In the entries below, identify every line with the string "TOTVS" and copy it.

Records Block Start

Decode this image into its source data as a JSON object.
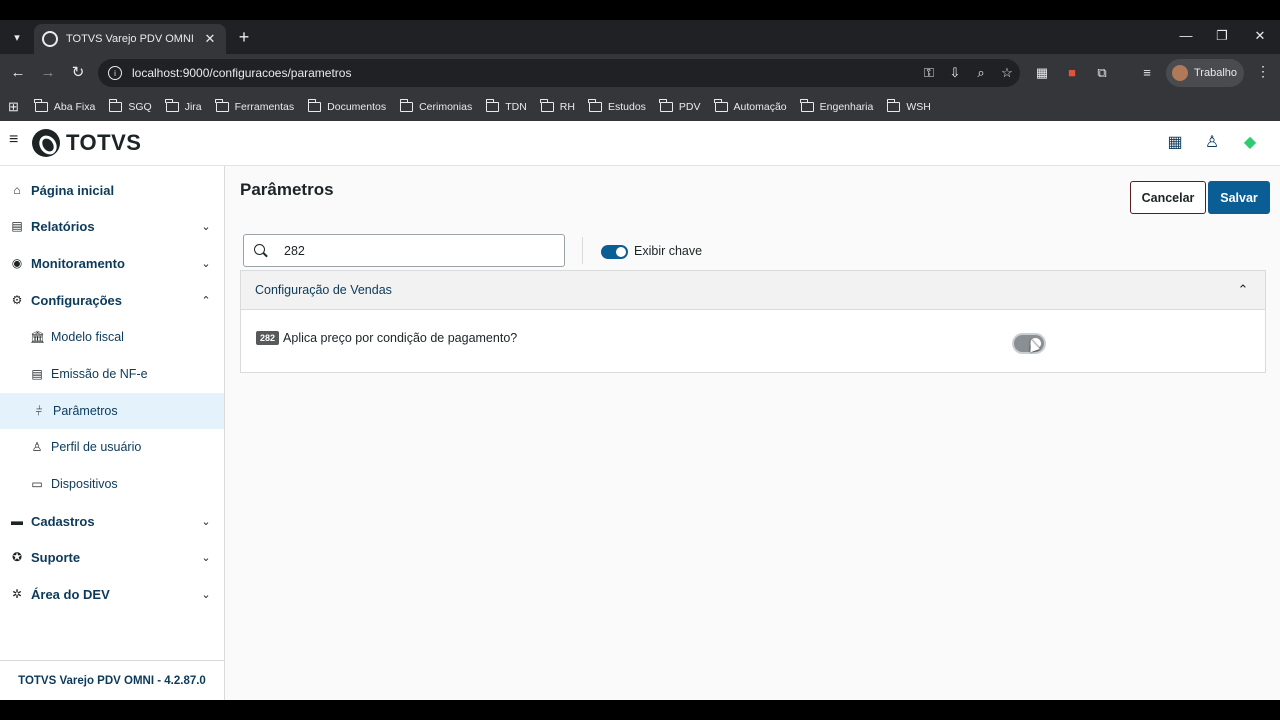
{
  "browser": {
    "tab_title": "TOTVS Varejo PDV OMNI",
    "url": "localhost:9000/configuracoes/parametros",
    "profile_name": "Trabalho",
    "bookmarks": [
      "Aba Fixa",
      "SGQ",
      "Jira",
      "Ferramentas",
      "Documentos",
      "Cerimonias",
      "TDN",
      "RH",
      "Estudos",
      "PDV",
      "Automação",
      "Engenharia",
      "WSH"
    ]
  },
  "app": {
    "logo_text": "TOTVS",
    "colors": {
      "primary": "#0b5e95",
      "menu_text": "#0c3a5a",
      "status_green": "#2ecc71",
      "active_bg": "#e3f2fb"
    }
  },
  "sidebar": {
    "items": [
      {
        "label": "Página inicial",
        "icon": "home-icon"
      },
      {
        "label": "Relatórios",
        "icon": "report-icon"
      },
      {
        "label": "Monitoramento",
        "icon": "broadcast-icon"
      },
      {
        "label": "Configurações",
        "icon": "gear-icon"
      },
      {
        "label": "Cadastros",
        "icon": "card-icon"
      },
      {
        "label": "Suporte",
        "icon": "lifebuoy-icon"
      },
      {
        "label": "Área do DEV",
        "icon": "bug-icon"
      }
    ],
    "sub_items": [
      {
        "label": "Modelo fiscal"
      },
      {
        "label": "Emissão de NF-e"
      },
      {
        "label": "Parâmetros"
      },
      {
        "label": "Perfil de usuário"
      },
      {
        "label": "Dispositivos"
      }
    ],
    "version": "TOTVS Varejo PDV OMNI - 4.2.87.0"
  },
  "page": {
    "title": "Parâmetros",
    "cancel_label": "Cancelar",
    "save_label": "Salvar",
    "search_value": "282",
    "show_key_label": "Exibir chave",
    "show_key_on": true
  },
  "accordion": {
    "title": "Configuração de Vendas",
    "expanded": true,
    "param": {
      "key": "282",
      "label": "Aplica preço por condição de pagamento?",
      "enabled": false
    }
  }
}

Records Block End

* Exercise answer:
    "tab_title": "TOTVS Varejo PDV OMNI",
    "logo_text": "TOTVS",
    "version": "TOTVS Varejo PDV OMNI - 4.2.87.0"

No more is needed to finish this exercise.